- [TASK BRIEF]: While copying the entries exactly, leave out each picture they contain.

- [INFORMATION SHOWN]:

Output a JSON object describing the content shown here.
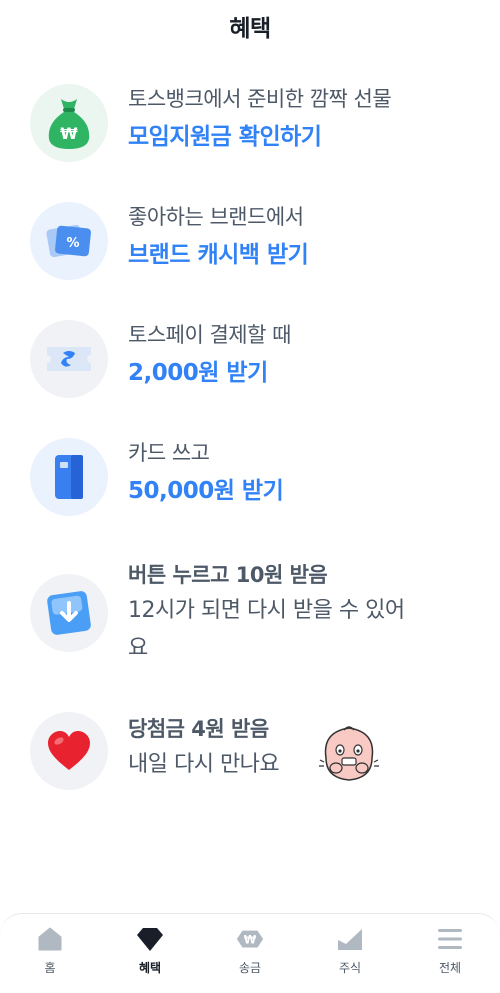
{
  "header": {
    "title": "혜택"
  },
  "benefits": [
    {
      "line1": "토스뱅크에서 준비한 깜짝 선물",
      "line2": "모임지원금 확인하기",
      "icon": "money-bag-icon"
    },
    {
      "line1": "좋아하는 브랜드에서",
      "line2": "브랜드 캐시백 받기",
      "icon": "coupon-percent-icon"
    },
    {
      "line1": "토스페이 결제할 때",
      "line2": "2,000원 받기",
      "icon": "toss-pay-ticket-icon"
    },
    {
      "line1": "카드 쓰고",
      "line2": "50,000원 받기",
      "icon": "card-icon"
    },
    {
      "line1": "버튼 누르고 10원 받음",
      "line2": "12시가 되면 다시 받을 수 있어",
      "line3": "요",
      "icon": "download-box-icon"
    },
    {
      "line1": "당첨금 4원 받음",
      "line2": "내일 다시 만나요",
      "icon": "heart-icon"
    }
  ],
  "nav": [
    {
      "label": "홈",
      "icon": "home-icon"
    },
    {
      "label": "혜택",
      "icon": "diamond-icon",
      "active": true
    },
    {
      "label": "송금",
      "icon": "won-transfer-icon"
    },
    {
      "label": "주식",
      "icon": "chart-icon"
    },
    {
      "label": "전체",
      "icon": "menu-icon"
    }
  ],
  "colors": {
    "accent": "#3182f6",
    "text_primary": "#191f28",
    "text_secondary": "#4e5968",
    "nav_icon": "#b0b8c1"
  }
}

- [REPLY TO THE EXERCISE]:
Output a JSON object describing the content shown here.
{
  "header": {
    "title": "혜택"
  },
  "benefits": [
    {
      "line1": "토스뱅크에서 준비한 깜짝 선물",
      "line2": "모임지원금 확인하기",
      "icon": "money-bag-icon"
    },
    {
      "line1": "좋아하는 브랜드에서",
      "line2": "브랜드 캐시백 받기",
      "icon": "coupon-percent-icon"
    },
    {
      "line1": "토스페이 결제할 때",
      "line2": "2,000원 받기",
      "icon": "toss-pay-ticket-icon"
    },
    {
      "line1": "카드 쓰고",
      "line2": "50,000원 받기",
      "icon": "card-icon"
    },
    {
      "line1": "버튼 누르고 10원 받음",
      "line2": "12시가 되면 다시 받을 수 있어",
      "line3": "요",
      "icon": "download-box-icon"
    },
    {
      "line1": "당첨금 4원 받음",
      "line2": "내일 다시 만나요",
      "icon": "heart-icon"
    }
  ],
  "nav": [
    {
      "label": "홈",
      "icon": "home-icon"
    },
    {
      "label": "혜택",
      "icon": "diamond-icon",
      "active": true
    },
    {
      "label": "송금",
      "icon": "won-transfer-icon"
    },
    {
      "label": "주식",
      "icon": "chart-icon"
    },
    {
      "label": "전체",
      "icon": "menu-icon"
    }
  ],
  "colors": {
    "accent": "#3182f6",
    "text_primary": "#191f28",
    "text_secondary": "#4e5968",
    "nav_icon": "#b0b8c1"
  }
}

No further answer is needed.